T oday one hears at times that it is not possible or correct to make any consecration to Our Lady—it is asserted that it is only through her to God. Superficially, one might say: Everything is directed to God, so of course this is true.
But there is more. It is a commonplace in philosophy that not all means are mere means. Some indeed are only as it were stepping stones, leading on to a higher goal. But there are other means that have two very real aspects: There can be and are means that are at the same time secondary goals. For example, a person may set out to gain a college degree. He wants that as a means to getting a better job. But he at least could and should want it for the sake of the personal development and improvement to be had in the process of acquiring that degree.
So it becomes evident that the truth might be that we make a consecration both to and through Our Lady.
Is that really the case? We begin with clarifying what the word consecration means. It is often used loosely, so that it means merely entrusting self to her. But we are concerned with the strict sense of that word consecration. When, in 1899, Pope Leo XIII consecrated the world to the Sacred Heart of Jesus, he explained it this way (“Annum sacrum,” May 15, 1899. ASS 41.649): “For we, in dedicating ourselves, not only recognize and accept His rule explicitly and freely, but we actually testify that if that which we give were ours, we would most willingly give it, and we ask Him to graciously accept from us that very thing, even though it is already His.”
In other words, in consecration we as it were say to Our Lord that we acknowledge that He already has most full rights over us. He has them on two titles: He created us out of nothing, He redeemed us from the captivity of Satan. So we already owe Him everything, and He would not need to reward us at all. But yet we say that we beg Him now to kindly accept the very same service, on a title of love, and we propose to serve Him better.
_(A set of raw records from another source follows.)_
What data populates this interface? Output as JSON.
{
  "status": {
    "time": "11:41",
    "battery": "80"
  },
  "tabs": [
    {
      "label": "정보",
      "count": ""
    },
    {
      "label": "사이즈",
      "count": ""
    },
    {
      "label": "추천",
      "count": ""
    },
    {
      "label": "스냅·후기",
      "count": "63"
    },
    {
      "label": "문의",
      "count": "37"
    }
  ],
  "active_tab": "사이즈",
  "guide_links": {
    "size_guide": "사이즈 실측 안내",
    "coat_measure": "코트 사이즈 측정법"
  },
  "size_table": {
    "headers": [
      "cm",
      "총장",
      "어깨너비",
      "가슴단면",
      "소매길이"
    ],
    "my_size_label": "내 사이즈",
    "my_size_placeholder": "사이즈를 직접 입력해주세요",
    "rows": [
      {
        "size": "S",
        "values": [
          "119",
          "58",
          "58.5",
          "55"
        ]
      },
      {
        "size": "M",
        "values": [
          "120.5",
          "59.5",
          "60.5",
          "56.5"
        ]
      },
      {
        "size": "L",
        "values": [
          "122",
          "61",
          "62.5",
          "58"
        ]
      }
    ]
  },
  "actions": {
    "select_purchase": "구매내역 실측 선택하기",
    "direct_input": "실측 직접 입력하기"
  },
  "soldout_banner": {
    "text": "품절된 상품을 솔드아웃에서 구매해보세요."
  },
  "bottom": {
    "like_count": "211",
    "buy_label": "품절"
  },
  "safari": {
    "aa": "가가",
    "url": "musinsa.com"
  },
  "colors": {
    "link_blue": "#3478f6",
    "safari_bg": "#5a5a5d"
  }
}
Now Pope Pius XII, in his “Radio Message to Fatima, Bendito seia,” on May 13, 1946 explained the kingship of Jesus, by which we owe Him our service (AAS 38.266): “Jesus is King throughout all eternity by nature, and by right of conquest.” This second title of course means He is king since He rescued us from captivity. But a few lines before this sentence, Pius XII had said: “He, the Son of God, reflects on His heavenly Mother the glory, the majesty, and the dominion of His kingship, for, having been associated to the King of Martyrs in the unspeakable work of human redemption as Mother and Co-operatrix, she remains forever associated with Him, with a practically unlimited power, in the distribution of the graces that flow from the Redemption…. Mary is Queen by grace, by divine relationship, by right of conquest, and by singular choice [of the Father]. And her kingdom is as vast as that of her Son and God, since nothing is excluded from her dominion.”
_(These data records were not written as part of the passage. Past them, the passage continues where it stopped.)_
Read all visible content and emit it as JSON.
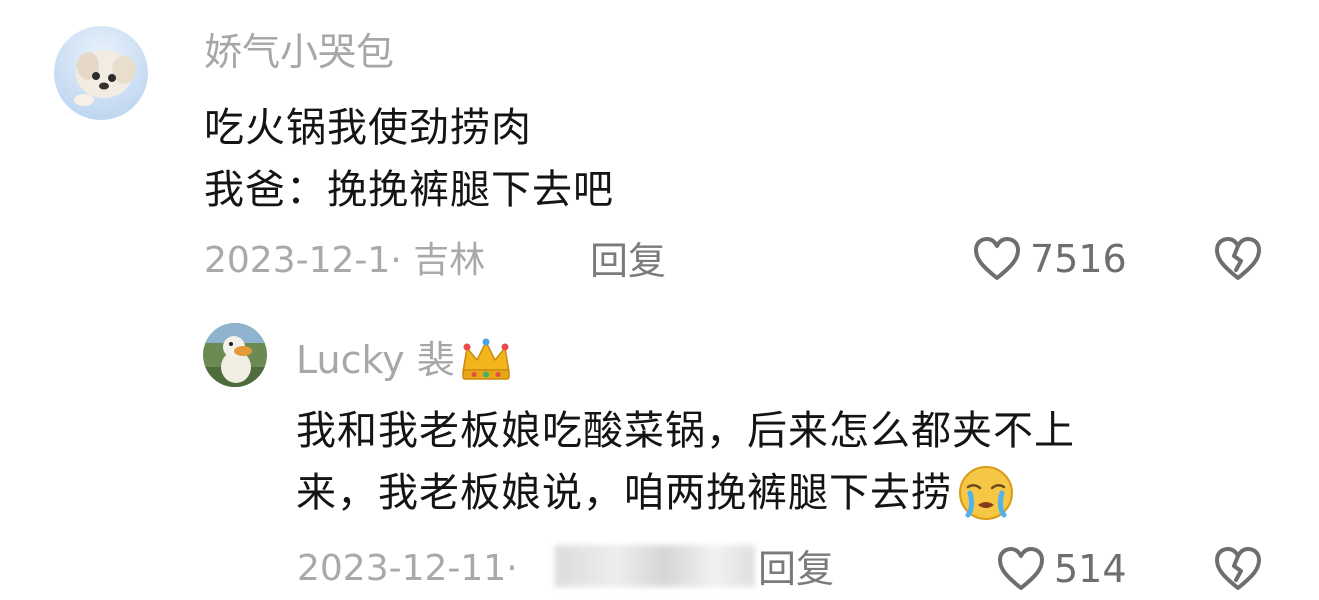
{
  "comments": [
    {
      "username": "娇气小哭包",
      "lines": [
        "吃火锅我使劲捞肉",
        "我爸：挽挽裤腿下去吧"
      ],
      "meta": "2023-12-1· 吉林",
      "reply_label": "回复",
      "likes": "7516"
    }
  ],
  "reply": {
    "username": "Lucky 裴",
    "badge_icon": "crown-icon",
    "lines": [
      "我和我老板娘吃酸菜锅，后来怎么都夹不上",
      "来，我老板娘说，咱两挽裤腿下去捞"
    ],
    "emoji_icon": "crying-face-icon",
    "meta": "2023-12-11·",
    "reply_label": "回复",
    "likes": "514"
  },
  "colors": {
    "meta_gray": "#a9a9a9",
    "text": "#141414",
    "icon_gray": "#6e6e6e"
  }
}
So then Our Lady does have dominion, the right to rule, a dominion from which nothing is excluded. She has it on four titles, two of which are precisely parallel to those by which Jesus is King. Namely, He is King as the Creator—she is the Mother of the Creator (“by divine relationship”); He is King by right of conquest,” she, the Pope remarkably says, is, in dependence on Him, also Queen by right of conquest, that is, by her immediate cooperation with Him in the objective redemption, that is, even in the great Sacrifice itself. (Cf. Wm. Most, “Co-redemption: Theological Premises, Biblical Bases” in “Miles Immaculatae,” 1986, pp. 59-92).
As we saw above, her dominion, her right to rule, is not independent of that of Her Son: it is “through Him, with Him, and subordinate to Him.” Yet, we should not think of two authorities, one infinite, the other finite. Yes, hers is finite, His is infinite, but the correct image is that of two operating “per modum unius,” as one. So Pius XII wrote (“Munificentissimus Deus,” AAS 42.768) that she is “always sharing His lot.”
That being the case, even though the final destination of our service is God Himself, yet we do owe her our service because she, as Mother of the Creator, and as Cooperator in the Redemption, does have a title to our service. Further, she gained this second title at immense cost to herself (cf. Wm. Most, “Pope Deepens Conciliar Theology”, in “Miles Immaculatae,” 1990, pp. 329-45).
Then just as in consecration to the Sacred Heart, we ask Him to accept what we already owe, to accept it anew on a title of love, so too we can and should ask her to accept on a title of love, that which we already owe her. As, St. Maximilian said poetically, we should do this so thoroughly that we “become her” or “are in her.” (“Gli Scritti di Massimiliano Kolbe,” Florence, 1975-78, ## 579, 432, 508).
So St. Maximilian and recent Popes have not been straining language or the truth when they have urged us to consecrate ourselves to Our Lady.